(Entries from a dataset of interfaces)
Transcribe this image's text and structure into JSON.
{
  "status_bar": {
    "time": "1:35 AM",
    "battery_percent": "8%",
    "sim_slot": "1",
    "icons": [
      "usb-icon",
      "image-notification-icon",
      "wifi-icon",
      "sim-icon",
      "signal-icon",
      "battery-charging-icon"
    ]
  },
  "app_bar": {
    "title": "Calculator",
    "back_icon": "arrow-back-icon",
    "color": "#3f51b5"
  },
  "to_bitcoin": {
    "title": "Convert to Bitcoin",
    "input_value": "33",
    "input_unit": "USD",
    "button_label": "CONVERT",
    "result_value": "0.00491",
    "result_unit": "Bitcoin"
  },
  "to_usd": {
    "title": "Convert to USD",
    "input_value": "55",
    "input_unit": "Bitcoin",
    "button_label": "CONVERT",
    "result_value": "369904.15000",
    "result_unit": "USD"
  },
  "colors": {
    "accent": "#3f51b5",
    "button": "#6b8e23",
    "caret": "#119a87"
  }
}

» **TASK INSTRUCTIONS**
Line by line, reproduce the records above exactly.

» **ANSWER SECTION**
Transcribe this image's text and structure into JSON.
{
  "status_bar": {
    "time": "1:35 AM",
    "battery_percent": "8%",
    "sim_slot": "1",
    "icons": [
      "usb-icon",
      "image-notification-icon",
      "wifi-icon",
      "sim-icon",
      "signal-icon",
      "battery-charging-icon"
    ]
  },
  "app_bar": {
    "title": "Calculator",
    "back_icon": "arrow-back-icon",
    "color": "#3f51b5"
  },
  "to_bitcoin": {
    "title": "Convert to Bitcoin",
    "input_value": "33",
    "input_unit": "USD",
    "button_label": "CONVERT",
    "result_value": "0.00491",
    "result_unit": "Bitcoin"
  },
  "to_usd": {
    "title": "Convert to USD",
    "input_value": "55",
    "input_unit": "Bitcoin",
    "button_label": "CONVERT",
    "result_value": "369904.15000",
    "result_unit": "USD"
  },
  "colors": {
    "accent": "#3f51b5",
    "button": "#6b8e23",
    "caret": "#119a87"
  }
}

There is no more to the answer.